How to complete this task:
Could you give back the records exactly, taking out the pictures?

Dataset content:
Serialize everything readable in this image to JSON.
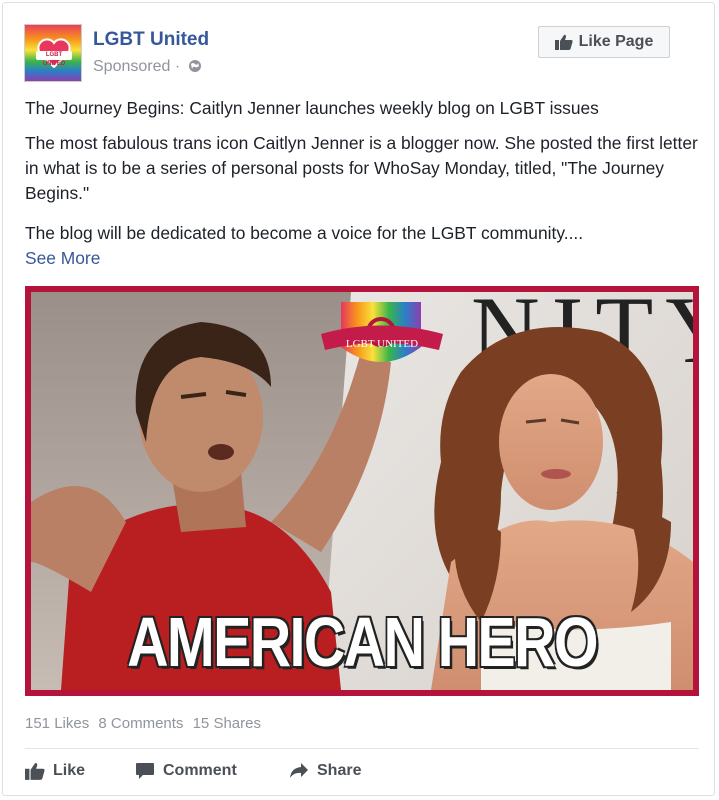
{
  "post": {
    "page_name": "LGBT United",
    "sponsored": "Sponsored ·",
    "like_page_label": "Like Page",
    "headline": "The Journey Begins: Caitlyn Jenner launches weekly blog on LGBT issues",
    "paragraph1": "The most fabulous trans icon Caitlyn Jenner is a blogger now. She posted the first letter in what is to be a series of personal posts for WhoSay Monday, titled, \"The Journey Begins.\"",
    "paragraph2": "The blog will be dedicated to become a voice for the LGBT community....",
    "see_more": "See More",
    "image": {
      "caption": "AMERICAN HERO",
      "badge": "LGBT UNITED",
      "masthead": "NITY"
    },
    "avatar_tag": "LGBT UNITED"
  },
  "stats": {
    "likes": "151 Likes",
    "comments": "8 Comments",
    "shares": "15 Shares"
  },
  "actions": {
    "like": "Like",
    "comment": "Comment",
    "share": "Share"
  },
  "icons": [
    "globe-icon",
    "thumbs-up-icon",
    "comment-icon",
    "share-icon"
  ],
  "colors": {
    "link": "#365899",
    "photo_border": "#b4143c",
    "muted": "#90949c"
  }
}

Result of the task:
Serialize everything readable in this image to JSON.
{
  "post": {
    "page_name": "LGBT United",
    "sponsored": "Sponsored ·",
    "like_page_label": "Like Page",
    "headline": "The Journey Begins: Caitlyn Jenner launches weekly blog on LGBT issues",
    "paragraph1": "The most fabulous trans icon Caitlyn Jenner is a blogger now. She posted the first letter in what is to be a series of personal posts for WhoSay Monday, titled, \"The Journey Begins.\"",
    "paragraph2": "The blog will be dedicated to become a voice for the LGBT community....",
    "see_more": "See More",
    "image": {
      "caption": "AMERICAN HERO",
      "badge": "LGBT UNITED",
      "masthead": "NITY"
    },
    "avatar_tag": "LGBT UNITED"
  },
  "stats": {
    "likes": "151 Likes",
    "comments": "8 Comments",
    "shares": "15 Shares"
  },
  "actions": {
    "like": "Like",
    "comment": "Comment",
    "share": "Share"
  },
  "icons": [
    "globe-icon",
    "thumbs-up-icon",
    "comment-icon",
    "share-icon"
  ],
  "colors": {
    "link": "#365899",
    "photo_border": "#b4143c",
    "muted": "#90949c"
  }
}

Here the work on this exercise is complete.